▸ WORK ORDER: Report all lines of the records that contain "Makoni".
====== GIVEN RECORDS ======
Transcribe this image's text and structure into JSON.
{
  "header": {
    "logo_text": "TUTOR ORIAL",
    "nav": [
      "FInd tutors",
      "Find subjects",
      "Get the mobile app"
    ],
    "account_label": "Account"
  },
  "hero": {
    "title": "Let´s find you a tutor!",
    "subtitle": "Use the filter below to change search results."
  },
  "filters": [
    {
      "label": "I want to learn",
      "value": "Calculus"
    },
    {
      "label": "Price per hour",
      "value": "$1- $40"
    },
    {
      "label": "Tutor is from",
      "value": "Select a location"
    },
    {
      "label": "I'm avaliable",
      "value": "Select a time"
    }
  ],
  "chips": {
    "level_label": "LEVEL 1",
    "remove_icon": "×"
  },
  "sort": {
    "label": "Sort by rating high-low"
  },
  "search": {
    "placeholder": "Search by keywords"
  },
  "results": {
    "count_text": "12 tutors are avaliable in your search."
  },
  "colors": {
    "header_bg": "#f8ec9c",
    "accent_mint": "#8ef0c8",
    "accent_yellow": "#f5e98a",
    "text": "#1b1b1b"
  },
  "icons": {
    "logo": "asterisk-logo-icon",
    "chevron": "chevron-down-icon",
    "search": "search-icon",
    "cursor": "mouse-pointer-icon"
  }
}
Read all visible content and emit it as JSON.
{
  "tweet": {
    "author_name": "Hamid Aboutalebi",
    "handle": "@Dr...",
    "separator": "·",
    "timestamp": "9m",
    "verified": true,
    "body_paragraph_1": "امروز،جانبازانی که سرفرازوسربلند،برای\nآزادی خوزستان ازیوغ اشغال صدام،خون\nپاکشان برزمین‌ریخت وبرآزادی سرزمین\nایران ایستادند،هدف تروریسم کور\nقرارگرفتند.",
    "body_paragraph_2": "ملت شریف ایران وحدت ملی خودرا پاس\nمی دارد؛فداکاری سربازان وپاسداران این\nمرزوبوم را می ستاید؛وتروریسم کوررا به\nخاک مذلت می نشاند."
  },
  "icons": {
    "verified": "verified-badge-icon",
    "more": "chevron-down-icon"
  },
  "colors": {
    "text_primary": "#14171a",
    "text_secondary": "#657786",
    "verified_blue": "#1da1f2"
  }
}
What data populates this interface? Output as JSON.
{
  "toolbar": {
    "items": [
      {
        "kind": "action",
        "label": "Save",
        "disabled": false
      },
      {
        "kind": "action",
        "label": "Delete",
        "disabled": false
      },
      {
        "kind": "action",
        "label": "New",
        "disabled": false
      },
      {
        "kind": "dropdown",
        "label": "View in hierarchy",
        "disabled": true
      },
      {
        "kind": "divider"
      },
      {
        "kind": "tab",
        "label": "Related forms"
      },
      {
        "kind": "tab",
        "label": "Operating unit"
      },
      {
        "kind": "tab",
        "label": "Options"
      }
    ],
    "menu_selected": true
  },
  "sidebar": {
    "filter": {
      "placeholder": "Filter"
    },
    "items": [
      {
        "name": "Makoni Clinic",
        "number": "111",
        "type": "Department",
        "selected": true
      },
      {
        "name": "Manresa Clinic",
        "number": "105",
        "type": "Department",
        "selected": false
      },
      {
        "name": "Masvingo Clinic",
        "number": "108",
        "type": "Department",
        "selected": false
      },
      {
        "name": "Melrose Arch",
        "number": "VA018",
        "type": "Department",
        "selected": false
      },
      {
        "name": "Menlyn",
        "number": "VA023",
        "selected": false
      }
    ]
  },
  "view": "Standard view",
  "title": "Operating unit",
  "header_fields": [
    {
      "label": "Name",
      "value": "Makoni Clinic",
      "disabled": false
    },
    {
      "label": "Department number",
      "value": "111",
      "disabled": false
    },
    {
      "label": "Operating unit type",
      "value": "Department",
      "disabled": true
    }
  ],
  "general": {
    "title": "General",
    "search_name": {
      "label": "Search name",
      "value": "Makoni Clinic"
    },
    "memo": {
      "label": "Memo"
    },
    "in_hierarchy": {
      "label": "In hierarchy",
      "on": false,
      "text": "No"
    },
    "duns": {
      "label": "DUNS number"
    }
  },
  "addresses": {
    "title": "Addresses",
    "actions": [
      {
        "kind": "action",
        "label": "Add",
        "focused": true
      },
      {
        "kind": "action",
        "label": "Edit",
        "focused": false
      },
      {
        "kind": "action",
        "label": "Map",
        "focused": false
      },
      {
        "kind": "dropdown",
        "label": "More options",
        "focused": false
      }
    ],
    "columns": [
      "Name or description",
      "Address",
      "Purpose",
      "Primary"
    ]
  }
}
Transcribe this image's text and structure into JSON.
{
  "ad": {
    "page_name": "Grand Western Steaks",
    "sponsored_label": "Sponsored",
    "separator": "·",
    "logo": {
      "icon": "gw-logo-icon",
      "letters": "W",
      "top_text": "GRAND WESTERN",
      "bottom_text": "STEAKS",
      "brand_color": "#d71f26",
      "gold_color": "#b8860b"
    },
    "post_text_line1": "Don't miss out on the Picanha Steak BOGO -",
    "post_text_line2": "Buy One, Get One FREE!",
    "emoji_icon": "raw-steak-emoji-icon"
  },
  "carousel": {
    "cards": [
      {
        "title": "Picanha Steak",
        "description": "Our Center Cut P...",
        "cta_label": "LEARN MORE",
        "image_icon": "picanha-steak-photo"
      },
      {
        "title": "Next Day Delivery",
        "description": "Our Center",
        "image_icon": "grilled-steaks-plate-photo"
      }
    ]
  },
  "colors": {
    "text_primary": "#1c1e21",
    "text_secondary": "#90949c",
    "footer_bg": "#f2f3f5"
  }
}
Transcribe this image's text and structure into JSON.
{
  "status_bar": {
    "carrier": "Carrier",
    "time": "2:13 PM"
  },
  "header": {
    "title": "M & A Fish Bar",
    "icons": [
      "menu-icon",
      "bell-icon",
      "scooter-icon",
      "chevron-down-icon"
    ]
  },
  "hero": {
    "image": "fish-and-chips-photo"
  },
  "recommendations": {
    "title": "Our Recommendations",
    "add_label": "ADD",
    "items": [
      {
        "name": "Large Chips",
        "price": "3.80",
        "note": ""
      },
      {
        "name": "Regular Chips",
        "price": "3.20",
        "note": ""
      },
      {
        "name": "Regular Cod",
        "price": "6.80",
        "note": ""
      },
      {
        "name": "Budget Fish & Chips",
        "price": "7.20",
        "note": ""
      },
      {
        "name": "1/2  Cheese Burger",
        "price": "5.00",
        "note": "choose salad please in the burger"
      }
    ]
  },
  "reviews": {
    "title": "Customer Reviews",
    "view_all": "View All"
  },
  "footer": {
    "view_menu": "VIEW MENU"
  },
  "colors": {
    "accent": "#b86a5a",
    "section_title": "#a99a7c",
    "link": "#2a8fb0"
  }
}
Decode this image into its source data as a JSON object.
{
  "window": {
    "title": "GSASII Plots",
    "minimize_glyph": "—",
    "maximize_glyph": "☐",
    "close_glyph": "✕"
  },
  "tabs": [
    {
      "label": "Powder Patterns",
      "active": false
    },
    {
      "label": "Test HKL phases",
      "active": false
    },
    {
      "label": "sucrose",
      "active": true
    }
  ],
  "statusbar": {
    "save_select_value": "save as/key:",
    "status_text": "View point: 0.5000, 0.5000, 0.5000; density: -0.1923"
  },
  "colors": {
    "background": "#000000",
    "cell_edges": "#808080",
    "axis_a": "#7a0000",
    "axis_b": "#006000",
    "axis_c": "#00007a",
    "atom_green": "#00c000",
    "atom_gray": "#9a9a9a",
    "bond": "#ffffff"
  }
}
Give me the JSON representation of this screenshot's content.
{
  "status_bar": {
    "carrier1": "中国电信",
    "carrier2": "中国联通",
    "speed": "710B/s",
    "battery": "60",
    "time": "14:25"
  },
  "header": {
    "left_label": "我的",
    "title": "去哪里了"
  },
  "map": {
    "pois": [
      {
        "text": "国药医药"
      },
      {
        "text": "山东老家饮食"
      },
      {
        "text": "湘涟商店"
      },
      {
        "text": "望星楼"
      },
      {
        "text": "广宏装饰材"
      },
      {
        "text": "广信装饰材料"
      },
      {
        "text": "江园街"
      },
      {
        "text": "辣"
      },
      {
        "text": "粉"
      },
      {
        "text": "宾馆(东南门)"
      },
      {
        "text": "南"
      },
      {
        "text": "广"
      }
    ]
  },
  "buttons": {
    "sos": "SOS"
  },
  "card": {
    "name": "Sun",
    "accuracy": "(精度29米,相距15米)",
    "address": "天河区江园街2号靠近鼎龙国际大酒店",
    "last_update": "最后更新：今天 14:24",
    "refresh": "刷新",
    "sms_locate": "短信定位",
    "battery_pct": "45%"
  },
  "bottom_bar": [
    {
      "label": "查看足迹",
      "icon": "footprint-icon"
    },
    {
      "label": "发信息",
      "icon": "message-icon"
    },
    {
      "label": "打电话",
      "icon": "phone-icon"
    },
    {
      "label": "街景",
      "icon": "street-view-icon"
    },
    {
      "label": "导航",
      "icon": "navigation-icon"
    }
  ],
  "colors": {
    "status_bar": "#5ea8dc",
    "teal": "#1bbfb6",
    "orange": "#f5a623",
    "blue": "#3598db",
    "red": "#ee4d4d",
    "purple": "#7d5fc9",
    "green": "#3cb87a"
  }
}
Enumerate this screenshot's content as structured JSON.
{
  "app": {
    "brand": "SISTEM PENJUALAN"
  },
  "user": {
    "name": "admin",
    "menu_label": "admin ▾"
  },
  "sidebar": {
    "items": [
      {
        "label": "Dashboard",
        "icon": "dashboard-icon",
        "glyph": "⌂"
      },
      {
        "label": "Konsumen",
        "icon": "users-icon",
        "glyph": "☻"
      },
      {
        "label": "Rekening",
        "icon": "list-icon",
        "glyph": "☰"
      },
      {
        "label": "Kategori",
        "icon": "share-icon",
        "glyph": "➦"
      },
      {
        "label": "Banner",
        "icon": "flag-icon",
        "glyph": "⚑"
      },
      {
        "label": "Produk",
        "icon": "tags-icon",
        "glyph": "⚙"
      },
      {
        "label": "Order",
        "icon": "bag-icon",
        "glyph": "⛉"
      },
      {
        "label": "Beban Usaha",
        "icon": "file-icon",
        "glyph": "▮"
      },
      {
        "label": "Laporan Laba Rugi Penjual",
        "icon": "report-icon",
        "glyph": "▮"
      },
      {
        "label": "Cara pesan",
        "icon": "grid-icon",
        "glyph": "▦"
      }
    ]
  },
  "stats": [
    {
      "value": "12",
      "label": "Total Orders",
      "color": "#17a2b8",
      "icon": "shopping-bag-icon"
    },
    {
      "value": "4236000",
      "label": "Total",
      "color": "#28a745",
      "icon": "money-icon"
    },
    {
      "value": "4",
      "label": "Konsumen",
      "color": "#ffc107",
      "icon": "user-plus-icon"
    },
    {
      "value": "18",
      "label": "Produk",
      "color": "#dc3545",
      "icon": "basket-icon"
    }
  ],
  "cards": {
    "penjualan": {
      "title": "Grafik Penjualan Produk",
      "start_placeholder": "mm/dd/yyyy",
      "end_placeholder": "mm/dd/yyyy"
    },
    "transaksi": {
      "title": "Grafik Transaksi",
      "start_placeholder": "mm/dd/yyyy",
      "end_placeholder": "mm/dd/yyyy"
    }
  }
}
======
▸ RESPONSE AREA:
        "name": "Makoni Clinic",
      "value": "Makoni Clinic",
      "value": "Makoni Clinic"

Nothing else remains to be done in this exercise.